With a rich history in programmable power supplies and electronic test instruments, there could be no disputing the level of technical excellence within the ETPS team. The organisation’s background dates back to 1975, when the brand represented the test equipment division of Elba Electronics. However, as demand for such specialist test expertise grew, so too did interest in the bespoke solutions that the team of engineering experts could provide.
In 1998, ETPS therefore became a standalone company, which has gone on to innovate high-level solutions for sectors ranging from automotive to aerospace, and marine to energy.
But fast forward to 2015 and the company had identified a problem with the brand.

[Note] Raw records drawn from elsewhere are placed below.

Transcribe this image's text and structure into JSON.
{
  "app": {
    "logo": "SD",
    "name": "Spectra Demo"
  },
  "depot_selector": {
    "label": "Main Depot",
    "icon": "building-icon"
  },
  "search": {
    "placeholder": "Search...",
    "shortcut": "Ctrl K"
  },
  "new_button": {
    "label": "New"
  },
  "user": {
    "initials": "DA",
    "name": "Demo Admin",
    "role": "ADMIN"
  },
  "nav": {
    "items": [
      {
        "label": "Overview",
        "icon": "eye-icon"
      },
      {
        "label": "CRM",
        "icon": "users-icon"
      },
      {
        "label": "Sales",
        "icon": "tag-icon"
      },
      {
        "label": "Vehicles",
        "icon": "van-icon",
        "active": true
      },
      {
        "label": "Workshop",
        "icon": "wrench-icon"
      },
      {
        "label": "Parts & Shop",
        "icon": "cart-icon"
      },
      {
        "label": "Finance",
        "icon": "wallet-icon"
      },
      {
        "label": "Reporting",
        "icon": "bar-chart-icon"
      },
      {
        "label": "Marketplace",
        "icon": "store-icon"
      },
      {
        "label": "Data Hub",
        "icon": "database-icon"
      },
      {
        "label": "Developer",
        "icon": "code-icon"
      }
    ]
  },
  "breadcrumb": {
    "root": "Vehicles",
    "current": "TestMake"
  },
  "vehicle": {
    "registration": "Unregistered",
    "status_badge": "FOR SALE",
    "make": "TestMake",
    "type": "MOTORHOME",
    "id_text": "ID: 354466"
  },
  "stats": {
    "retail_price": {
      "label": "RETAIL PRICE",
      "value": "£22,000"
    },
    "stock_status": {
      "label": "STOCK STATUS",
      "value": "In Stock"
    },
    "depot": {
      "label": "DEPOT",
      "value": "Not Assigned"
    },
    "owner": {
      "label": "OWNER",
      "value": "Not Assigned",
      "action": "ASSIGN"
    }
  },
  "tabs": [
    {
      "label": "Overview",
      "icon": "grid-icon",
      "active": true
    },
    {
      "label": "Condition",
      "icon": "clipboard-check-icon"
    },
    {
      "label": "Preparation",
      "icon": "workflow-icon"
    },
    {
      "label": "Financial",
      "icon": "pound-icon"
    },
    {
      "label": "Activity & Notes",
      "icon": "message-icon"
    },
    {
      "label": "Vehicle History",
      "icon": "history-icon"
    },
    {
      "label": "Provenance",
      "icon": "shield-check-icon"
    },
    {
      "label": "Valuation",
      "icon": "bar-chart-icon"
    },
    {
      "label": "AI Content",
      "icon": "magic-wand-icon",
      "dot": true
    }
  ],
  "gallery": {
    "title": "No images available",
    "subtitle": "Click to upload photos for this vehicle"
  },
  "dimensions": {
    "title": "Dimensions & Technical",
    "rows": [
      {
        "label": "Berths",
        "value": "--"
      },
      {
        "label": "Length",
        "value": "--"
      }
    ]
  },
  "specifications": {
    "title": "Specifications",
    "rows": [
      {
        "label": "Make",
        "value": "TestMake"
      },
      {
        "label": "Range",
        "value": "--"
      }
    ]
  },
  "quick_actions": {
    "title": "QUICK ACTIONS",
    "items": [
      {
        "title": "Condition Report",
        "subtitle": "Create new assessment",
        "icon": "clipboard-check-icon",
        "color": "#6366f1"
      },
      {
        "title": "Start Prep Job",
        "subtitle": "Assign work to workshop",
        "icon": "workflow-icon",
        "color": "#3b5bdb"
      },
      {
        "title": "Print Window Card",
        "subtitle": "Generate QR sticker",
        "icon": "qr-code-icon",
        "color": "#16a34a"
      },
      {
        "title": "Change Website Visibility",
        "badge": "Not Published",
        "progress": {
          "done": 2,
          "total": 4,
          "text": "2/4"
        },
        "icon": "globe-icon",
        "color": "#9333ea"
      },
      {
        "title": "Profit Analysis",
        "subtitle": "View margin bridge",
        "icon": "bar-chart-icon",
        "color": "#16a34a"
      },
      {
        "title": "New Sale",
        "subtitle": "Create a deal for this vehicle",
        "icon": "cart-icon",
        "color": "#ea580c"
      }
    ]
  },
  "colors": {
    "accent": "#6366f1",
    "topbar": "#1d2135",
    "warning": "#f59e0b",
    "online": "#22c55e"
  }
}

The mixed corporate background was contributing to a confused customer experience. It needed to be clearer that ETPS was now a standalone company – not part of a German manufacturer. It was clear that this would also go some way to emphasising that the organisation was not simply a product-led distributor or manufacturer, as many people perceived from the company’s dated online presence.
Instead, ETPS’s true proposition had to shine through. More emotive, personal and skill-driven factors such as customer service, understanding and support were what truly secured work for this business. These key differentiators had to be extracted if ETPS was to stand out in a competitive market and achieve the significant turnover increase that the organisation sought.
The search for a partner to guide the business through the rebrand project, brought ETPS to The Engine Room.
When discussions first began, the project brief was to devise a new brand strategy for ETPS, which would help go on to define the brand, nurture the creation of a fresh identity and, ultimately, support the development of a number of key brand assets and touchpoints.
This propositioning exercise was something The Engine Room would have tackled as standard, but the team also wanted to dig deeper into what truly made ETPS tick. Without this depth of insight it would have been difficult to craft a long-lasting brand with real strategic impact.
Led by our Studio Director, Leo, we therefore spoke to the client to reshape the brief somewhat. This was important. It was vital that the client understood the opportunity to think about the wider business influence of the brand, above and beyond just its visual identity.
Simple changes such as a subtle shift in the language used throughout the project, meant ETPS soon started thinking about the rebrand less in terms of physical assets, and more as a commercial platform for expansion.
Of course, some of the key challenges still existed, such as the need to remove customer confusion and produce touchpoints that would complement customer journeys. But, together, the two teams collaborated to better communicate ETPS’s value-adding consultancy expertise. This was a business driven by people after all, not just technical products. This would prove key to coherently pushing the organisation as a stand-out market leader.
“We were very impressed by the two-way nature of this project. We have an eye for detail in the office that we wanted to be able to share, and The Engine Room embraced this wholeheartedly. But they pushed back too when they knew we needed to widen our thinking or look beyond the obvious,”
Michael Duggan, Marketing Manager, ETPS
It was apparent that ETPS concentrated on the technology features of the solutions provided, for example, rather than the end user or application benefits that would resonate more powerfully with prospective clients. This is not uncommon within engineering brands. However, failure to demonstrate a competitive differential and show the degree of customer empathy that the team actually did have, was significantly holding the business back from a commercial perspective.
Detailed workshops therefore unfolded, in which ETPS and The Engine Room discussed everything from the business vision, revenue model and typical product and service offering, through to target audiences, decision maker models and competitor mapping. Analysis of a typical customer journey did not just look at the process and touchpoints commonly experienced along the way. It also involved research and interviews with customers themselves, to better inform the design approach that would go on to achieve ETPS’s business objectives.
Only when armed with this intelligence, could we then begin to think about the best-fit brand strategy and development of the resulting brand identity, architecture, values, tone of voice and implementation essentials (the touchpoints that ETPS initially sought).